--- DATA FOR THE TASK ---
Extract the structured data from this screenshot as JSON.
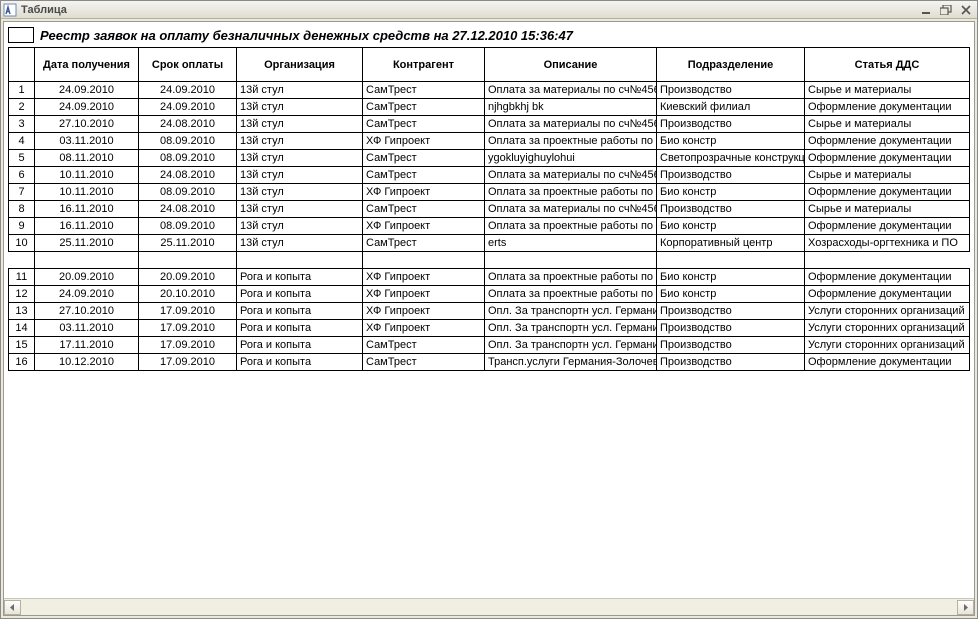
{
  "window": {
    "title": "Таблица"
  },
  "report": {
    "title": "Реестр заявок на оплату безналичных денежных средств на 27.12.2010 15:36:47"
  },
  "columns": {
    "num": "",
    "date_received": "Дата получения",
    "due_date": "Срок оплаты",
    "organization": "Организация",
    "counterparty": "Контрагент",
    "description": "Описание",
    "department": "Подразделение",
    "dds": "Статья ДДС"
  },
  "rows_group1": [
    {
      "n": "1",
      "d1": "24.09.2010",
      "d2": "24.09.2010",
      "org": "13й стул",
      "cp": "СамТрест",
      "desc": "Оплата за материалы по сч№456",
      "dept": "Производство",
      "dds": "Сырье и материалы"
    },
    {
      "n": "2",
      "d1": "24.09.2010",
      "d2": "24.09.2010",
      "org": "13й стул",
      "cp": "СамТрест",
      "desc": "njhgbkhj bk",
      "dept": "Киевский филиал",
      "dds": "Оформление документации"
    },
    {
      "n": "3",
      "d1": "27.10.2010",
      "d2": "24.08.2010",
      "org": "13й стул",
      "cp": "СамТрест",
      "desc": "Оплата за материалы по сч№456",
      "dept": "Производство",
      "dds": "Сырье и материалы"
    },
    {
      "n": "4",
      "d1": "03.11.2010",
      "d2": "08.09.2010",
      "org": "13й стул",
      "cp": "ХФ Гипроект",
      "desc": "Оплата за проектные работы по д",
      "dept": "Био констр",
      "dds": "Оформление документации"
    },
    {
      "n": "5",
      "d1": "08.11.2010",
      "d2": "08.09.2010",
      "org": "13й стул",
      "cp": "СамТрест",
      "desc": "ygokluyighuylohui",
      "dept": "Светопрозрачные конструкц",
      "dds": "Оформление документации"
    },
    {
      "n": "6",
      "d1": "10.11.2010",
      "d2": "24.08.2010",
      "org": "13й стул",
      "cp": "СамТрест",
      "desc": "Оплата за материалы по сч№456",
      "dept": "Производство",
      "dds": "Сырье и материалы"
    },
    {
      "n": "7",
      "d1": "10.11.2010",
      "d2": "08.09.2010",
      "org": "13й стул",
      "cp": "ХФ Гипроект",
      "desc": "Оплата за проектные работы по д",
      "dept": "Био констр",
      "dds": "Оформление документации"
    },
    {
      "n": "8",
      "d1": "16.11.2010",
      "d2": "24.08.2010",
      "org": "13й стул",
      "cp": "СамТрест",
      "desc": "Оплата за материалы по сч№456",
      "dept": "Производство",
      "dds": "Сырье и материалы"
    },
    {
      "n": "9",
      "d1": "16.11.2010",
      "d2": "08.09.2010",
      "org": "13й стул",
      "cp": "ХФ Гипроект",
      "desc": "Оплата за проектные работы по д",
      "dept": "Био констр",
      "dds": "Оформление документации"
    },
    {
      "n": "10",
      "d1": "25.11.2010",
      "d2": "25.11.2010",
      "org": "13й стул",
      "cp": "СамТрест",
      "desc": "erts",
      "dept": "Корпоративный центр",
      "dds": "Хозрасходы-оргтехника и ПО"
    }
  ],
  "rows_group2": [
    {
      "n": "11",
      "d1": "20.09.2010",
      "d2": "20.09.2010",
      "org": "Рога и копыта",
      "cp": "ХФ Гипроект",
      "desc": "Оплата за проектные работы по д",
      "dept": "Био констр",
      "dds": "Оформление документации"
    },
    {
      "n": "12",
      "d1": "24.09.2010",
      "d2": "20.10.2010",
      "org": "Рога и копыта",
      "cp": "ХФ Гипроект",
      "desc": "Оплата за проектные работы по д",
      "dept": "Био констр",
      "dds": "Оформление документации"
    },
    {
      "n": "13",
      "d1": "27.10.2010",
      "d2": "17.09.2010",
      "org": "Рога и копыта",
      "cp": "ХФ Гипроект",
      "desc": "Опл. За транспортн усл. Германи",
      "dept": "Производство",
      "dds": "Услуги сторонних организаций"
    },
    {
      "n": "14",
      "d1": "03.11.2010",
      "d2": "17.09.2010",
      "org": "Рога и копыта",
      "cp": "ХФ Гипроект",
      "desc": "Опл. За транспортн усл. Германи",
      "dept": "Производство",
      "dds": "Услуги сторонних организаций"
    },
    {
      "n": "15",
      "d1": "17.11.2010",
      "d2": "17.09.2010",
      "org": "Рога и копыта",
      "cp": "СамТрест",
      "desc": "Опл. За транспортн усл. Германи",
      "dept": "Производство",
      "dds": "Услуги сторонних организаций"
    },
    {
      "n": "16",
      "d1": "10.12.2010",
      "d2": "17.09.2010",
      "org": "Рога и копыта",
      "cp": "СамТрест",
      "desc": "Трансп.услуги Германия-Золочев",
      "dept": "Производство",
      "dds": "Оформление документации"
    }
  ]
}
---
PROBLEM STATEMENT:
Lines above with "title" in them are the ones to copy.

TASK OUTPUT:
    "title": "Таблица"
    "title": "Реестр заявок на оплату безналичных денежных средств на 27.12.2010 15:36:47"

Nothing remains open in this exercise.